Reimbursable Business Expenses - What Qualifies


A reimbursable expense is an expense incurred by an employee while performing work for a client. This can occur when a company bills out materials and labor costs on a cost plus basis, or when an employee makes purchases for either goods or services for the employer. Accounting for these expenses is different for each situation and it is important to keep in mind that there are two types of reimbursable expenses, accountable and non-accountable.  Two Types Of Reimbursable Expenses Accountable Reimbursable Expenses An accountable, reimbursable expense is when an employee or company is reimbursed for all expenses that were incurred during the course of a job and are submitted with receipts or other documentation proving the transaction. An example of an accountable reimbursable expense is all the cost an employee may incur on a business trip, whether it be gas, car rental, airfare and/or meals.  Non-Accountable Reimbursable Expenses A non-accountable, reimbursable expense is any expenses incurred during the course of a job that cannot be supported by receipts or documentation. Any non-accountable, reimbursable expense paid to an employee is taxable as wages, and the employer is responsible for taxing them accordingly.  Accounting For Reimbursable Expenses Reimbursing An Employee When reimbursing an employee for situations like a business trip expense, you should report the expense incurred as an expense when it is paid to the employee. Remember to record and reimburse meals separately, because they are treated differently on your tax return compared to the other business trip expenses.  Reimbursing Expenses Incurred During A Job For A Client Many companies incur expenses while working on a job for a client and bill the client for those expenses. In this case, the expense incurred will be credited for the amount of reimbursement received from the client. Some companies do not bill for these costs individually, but include the costs in their overall fee.  Reimbursing On A Cost-Plus Basis Service type companies, like contractors or builders, bill their clients on a cost-plus basis. The reimbursable expense will have an additional cost added, which is considered income for the company.
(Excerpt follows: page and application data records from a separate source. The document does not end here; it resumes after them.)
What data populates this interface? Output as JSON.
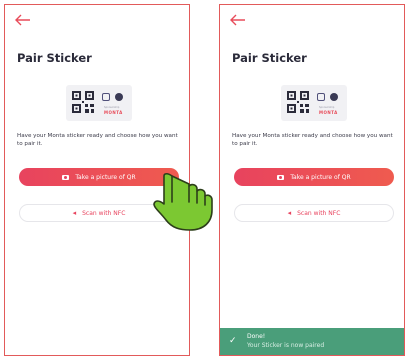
{
  "screen_left": {
    "title": "Pair Sticker",
    "sticker_brand": "MONTA",
    "sticker_subtext": "Sponsorship",
    "description": "Have your Monta sticker ready and choose how you want to pair it.",
    "primary_button": "Take a picture of QR",
    "secondary_button": "Scan with NFC"
  },
  "screen_right": {
    "title": "Pair Sticker",
    "sticker_brand": "MONTA",
    "sticker_subtext": "Sponsorship",
    "description": "Have your Monta sticker ready and choose how you want to pair it.",
    "primary_button": "Take a picture of QR",
    "secondary_button": "Scan with NFC",
    "toast": {
      "title": "Done!",
      "message": "Your Sticker is now paired"
    }
  },
  "icons": {
    "back": "arrow-left-icon",
    "camera": "camera-icon",
    "nfc": "nfc-icon",
    "qr": "qr-code-icon",
    "check": "check-icon",
    "hand": "pointing-hand-icon"
  },
  "colors": {
    "accent": "#e8435e",
    "frame": "#e25a5a",
    "toast": "#4a9e7a",
    "hand": "#7cc832"
  }
}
In order to account for the cost-plus basis, you can record the actual expense reimbursement to the expense account and the remaining amount can then be credited to the income account for the company.